It is in this tender age that a person is eager to break free from the confines of the society and kiss the world. An age which brings about changes in us, a sense of revelation with an unsound mind, a fluttering heart and a forsaking gut! An age when the soul is ripe yet raw. An age when the soul has dreadful thoughts, when the heart surrenders to fad, succumbs to peer pressure, rides to breakthrough the prisons of innocence! An age which brings us closer to life and helps distinguish between the right and the wrong, an age which is a beginning to the crucial years of every individual’s life, the teens… Sixteen!
Raising the curtains of teenage life is the film Sixteen.
The film directed by debutante Raj Purohit is a story of four teenagers who submit to the call of glitterati, go with the flow and almost ruin their lives. It is a story about a rather delicate phase of life, a coming-of-age film which sheds light on most problems faced by teens. Be it suicidal thoughts, a heartbreak, losing one’s virginity, attraction for the glam world, the film shows all the aspects of the turbulent teenage life yet it lacks the teen essence (majorly because of the acting and the technicalities). It not only shows the mindset of the teens but also highlights the thought process of the parents. It is preachy and brings out the point that to make your child a responsible citizen, care should be taken that the child isn’t given too much of freedom and/or is pressurized too much.

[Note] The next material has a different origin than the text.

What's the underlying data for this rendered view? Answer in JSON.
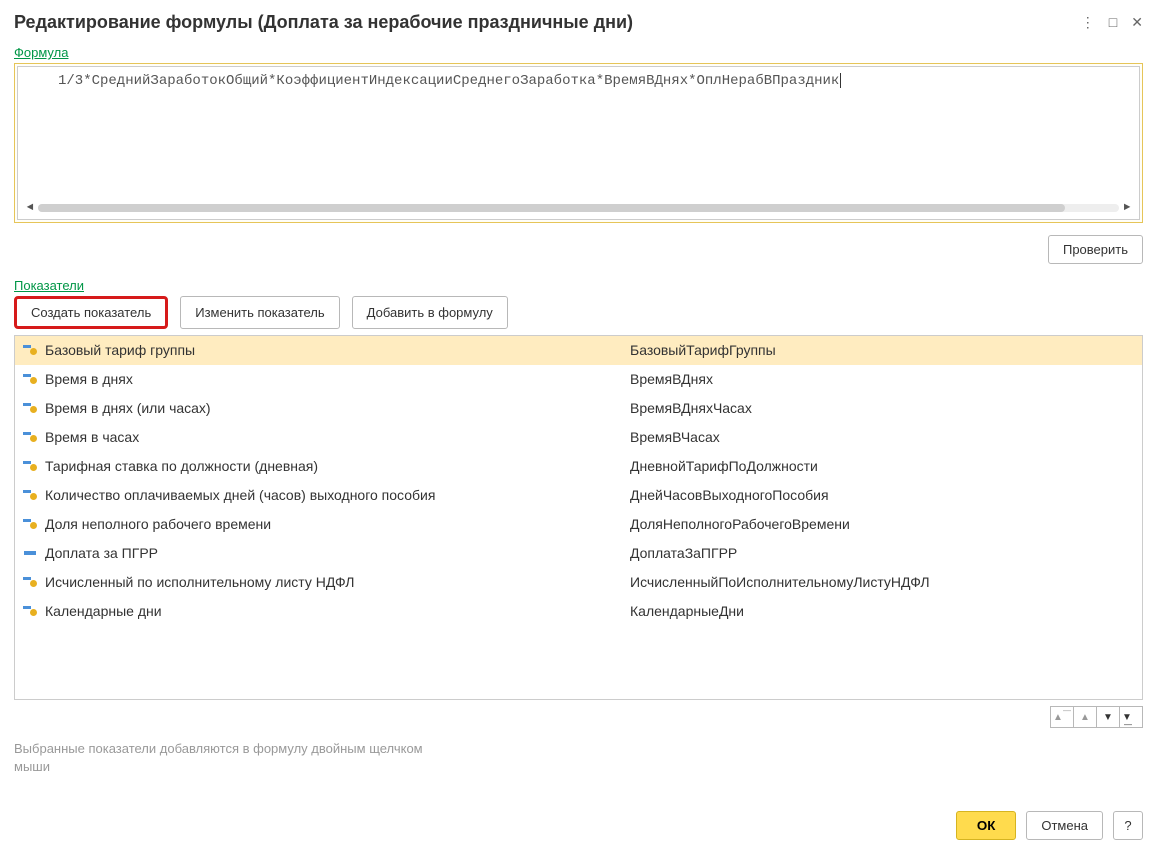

Sixteen being the debut film for all the actors, their acting although looks amateurish, their efforts are still visible. A point to be noted here is that even after being the story of four teenagers; it sways a tad-bit much in favor of Tanisha (Wamiqa Gabbi) throughout the film. The character of Anu (Izabelle Leite) comes out as a girl who is too mature to be sixteen years old. As also the dubbing done for Izabelle neither matches the character nor has a proper lip-sync. Characters of writer Vikram Kapoor (Keith Sequeira) and of Nidhi (Mehak Manwani), being pivotal could have been more elaborated while Ashwin’s character (Highphill) could have been avoided or nurtured in a better way.
The film has been extensively shot in Delhi and explores the nooks and corners of this political center. However, there are some unnecessary excursions shown in the film just to bring out the Delhiite feel to the picture. The plot of the film is very good but the inapt execution messes it up. The storytelling is elusive and very predictable. Dialogues might be sappy but are an essential element to suit the plot. The use of flashback could have been done in a significant way as clubbing it with flash-forward somehow ruins the narration while making the climax dwindle. The scenes in the film, although not sleazy, are indeed bold and suggestive. Then there are voids in the film which are unnecessary and illogical (for instance the character, Ashwin, running on the street for the longest time looked like he could even break The Flying Sikh’s record!).
The music of the film is given by four musicians namely Prashant Pillai, Adam Avil, Eddie Avil and Gaurav Dagaonkar which explains why the music hasn’t turned out so well. Surely too many cooks spoil the broth! The songs are not worth-mentioning, are forced and are used so as to bring forth a new twist in the plot.
The storytelling which is clotty could have been concise and precise as dragging it to make it a 140-minutes long film, has taken away its sassy flavor. The film has a negative opening but ends on a positive note. However, there is nothing novel that the film tries to portray, same ‘ol teen troubles.